A brief exchange between U.S. President Joe Biden and Senator Bob Menéndez, the Cuban American chairman of the Senate’s Committee on Foreign Relations, has caused speculation that the White House might be preparing a shift in its Cuba policy, reports the Miami Herald.
Brazilian President Luiz Inácio Lula da Silva will meet with Biden in Washington tomorrow. Lula’s team highlighted the symbolism of the meeting — a change from the hostile relations between former President Jair Bolsonaro and Biden — and its timing, soon after Lula took office. (AFP)
“With the political stability of the hemisphere at stake, Brazil and the US must build a more solid bond,” argues Eduardo Porter in Bloomberg. “It would be a mistake for Biden to entangle US solidarity with any demands that the Brazilian leader will find impossible to accept.”
It’s important to understand that Brazil approaches diplomatic issues from its own perspective, not that of the U.S. While some have criticized Lula for his lukewarm criticisms of anti-democratic governments in Venezuela, Cuba and Nicaragua, “the more relevant question is whether such denouncements accomplish anything,” argues Andre Pagliarini in Responsible Statecraft.
French foreign minister, Catherine Colonna, met with Lula yesterday.
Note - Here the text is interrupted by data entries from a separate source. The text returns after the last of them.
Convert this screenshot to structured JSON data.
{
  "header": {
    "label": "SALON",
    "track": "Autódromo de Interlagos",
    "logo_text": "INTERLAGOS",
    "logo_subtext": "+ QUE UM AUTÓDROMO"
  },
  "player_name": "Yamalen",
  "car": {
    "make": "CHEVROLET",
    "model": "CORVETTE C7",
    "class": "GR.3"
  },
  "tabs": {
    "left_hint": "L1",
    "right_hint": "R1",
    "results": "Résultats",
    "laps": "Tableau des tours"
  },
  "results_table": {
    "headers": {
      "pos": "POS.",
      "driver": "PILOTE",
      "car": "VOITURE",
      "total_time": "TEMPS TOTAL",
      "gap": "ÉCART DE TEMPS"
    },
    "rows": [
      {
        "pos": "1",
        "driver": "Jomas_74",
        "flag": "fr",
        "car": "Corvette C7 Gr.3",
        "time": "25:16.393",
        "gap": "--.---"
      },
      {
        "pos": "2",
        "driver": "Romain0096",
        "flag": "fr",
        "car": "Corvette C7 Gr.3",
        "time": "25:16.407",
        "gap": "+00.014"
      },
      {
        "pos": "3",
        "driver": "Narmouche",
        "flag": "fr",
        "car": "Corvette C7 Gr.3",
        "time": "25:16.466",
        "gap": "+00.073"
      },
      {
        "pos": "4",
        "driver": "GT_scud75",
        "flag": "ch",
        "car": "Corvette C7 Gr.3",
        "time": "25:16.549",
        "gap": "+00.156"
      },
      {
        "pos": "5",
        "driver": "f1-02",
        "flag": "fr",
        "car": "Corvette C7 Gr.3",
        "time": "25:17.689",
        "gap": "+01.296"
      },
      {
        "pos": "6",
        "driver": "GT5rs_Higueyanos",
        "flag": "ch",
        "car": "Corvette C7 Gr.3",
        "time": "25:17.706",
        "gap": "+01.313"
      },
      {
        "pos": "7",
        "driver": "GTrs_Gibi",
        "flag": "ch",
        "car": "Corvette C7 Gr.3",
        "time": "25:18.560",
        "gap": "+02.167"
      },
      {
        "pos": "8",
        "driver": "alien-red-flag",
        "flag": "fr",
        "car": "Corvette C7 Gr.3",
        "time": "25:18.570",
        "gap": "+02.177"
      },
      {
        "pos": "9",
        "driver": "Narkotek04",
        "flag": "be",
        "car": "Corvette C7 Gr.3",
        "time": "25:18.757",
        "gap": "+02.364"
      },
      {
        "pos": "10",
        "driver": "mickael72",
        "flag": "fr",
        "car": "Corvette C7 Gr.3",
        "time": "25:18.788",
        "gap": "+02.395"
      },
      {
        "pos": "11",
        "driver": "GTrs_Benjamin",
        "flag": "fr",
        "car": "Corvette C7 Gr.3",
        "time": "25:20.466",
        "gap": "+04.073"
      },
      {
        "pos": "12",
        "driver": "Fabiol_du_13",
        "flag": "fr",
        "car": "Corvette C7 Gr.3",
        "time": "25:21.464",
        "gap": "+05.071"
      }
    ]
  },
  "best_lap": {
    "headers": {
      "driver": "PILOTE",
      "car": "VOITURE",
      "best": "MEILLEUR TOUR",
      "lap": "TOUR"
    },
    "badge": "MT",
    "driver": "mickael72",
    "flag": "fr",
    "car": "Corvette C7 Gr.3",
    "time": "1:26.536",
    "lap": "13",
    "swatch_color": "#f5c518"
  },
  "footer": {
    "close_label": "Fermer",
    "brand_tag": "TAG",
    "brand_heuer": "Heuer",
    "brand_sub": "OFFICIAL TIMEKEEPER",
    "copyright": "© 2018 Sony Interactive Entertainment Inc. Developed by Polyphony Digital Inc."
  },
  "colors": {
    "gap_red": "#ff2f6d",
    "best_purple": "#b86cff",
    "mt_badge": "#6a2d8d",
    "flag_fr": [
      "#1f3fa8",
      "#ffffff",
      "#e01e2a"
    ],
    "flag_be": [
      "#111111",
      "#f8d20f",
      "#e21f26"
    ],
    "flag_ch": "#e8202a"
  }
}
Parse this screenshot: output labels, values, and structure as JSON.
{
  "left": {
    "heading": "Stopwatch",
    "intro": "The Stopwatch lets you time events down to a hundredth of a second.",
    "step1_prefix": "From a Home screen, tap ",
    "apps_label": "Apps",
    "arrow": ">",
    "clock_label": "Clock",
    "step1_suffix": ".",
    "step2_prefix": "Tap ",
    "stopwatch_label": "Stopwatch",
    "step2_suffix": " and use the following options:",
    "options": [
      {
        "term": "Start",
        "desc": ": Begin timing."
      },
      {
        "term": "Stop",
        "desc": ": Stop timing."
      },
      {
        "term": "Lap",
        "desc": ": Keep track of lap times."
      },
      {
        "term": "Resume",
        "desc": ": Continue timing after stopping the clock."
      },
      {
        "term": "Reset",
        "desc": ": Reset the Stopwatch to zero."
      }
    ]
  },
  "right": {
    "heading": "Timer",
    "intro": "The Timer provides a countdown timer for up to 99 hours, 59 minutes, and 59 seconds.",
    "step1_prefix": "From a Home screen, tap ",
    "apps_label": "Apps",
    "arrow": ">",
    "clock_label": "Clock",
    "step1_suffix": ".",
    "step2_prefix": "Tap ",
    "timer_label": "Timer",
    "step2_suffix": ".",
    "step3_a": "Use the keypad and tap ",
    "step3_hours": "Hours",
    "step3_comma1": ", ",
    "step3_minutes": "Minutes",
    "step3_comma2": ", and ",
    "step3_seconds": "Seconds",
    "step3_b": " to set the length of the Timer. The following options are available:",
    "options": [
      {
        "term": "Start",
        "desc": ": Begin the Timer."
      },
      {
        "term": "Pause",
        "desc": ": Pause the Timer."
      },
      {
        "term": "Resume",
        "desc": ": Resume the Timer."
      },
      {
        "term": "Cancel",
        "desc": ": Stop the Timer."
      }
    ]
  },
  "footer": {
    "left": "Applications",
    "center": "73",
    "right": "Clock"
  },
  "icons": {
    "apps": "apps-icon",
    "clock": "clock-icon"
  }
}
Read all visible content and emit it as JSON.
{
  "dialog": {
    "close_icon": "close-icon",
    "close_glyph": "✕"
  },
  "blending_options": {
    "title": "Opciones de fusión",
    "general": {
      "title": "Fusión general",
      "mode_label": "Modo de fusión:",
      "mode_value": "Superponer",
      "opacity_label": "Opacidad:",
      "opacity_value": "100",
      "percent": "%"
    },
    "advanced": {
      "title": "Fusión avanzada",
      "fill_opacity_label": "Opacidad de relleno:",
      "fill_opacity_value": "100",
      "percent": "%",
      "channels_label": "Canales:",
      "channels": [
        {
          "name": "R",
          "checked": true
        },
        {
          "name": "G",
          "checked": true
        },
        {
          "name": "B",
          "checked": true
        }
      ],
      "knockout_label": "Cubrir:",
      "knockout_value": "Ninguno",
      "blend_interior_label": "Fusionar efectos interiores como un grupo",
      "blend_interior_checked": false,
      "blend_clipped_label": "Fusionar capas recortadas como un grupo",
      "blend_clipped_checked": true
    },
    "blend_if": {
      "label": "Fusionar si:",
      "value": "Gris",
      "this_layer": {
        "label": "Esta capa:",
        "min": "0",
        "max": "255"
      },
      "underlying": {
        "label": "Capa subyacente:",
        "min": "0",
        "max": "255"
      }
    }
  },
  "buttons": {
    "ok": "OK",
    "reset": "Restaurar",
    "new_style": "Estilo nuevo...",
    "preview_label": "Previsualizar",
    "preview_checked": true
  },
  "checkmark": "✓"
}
The visit resets relations between the two countries, following a feud between between leaders in 2019. (Reuters)
The U.S. took custody of Venezuela’s embassy and official residences in Washington and New York this month, after the opposition’s diplomatic mission was closed following the removal of Juan Guaidó as interim president, reports Bloomberg.
U.S. diplomat Todd Robinson visited Haiti this month to see a newly U.S. trained SWAT team in action and deliver much needed policing equipment. The visit coincided with a police riot, and “became a firsthand look at the volatility in Haiti, the increasing fragility of the country’s sole law enforcement institution and the increasing reach of powerful gangs,” reports the Miami Herald.
The Biden administration is negotiating an agreement with Mexico that could allow U.S. authorities to carry out large-scale deportations of non-Mexicans back across the border, an unprecedented move that could be a “game-changer,” reports the Washington Post. Biden officials say record numbers of illegal crossings have been fueled by the U.S.’s inability to return migrants to their home countries.
About 100 people from Haiti arrived this morning in the Florida Keys in an overloaded migrant sailboat. It is the first large migrant group to arrive in weeks, following efforts by U.S. authorities to try to stop boats at sea, reports the Miami Herald.
More than 1,100 garment workers in Haiti are sharing $1m in compensation from the owner of Tommy Hilfiger and Calvin Klein after the closure of a factory owned by a U.S. company left them destitute. PVH agreed to pay the sum to cover missed severance pay, pension contributions directly to workers and the government pension fund after involvement by the Worker Rights Consortium lobby group. (Guardian)
Venezuela’s opposition parties are expected to announce plans for presidential primaries next week — but they will have to overcome significant voter apathy to rally supporters, reports Reuters.
Colombian progressive lawmakers, environmental groups, and social movements might soon win a huge legislative victory prohibiting fracking — but deepening struggles over the social and environmental impacts of oil and gas extraction loom, writes Patricia Rodríguez in Nacla.
Improved crime statistics in El Salvador won’t stop migration for a population hit by economic insecurity, writes Eddie Galdamez in Global Voices.
Tourism is a clear achievement of the Bukele government, writes Tim Muth in El Salvador Perspectives.
More than half the endemic birds of the Bahamas are judged in danger of global extinction, reports the Miami Herald.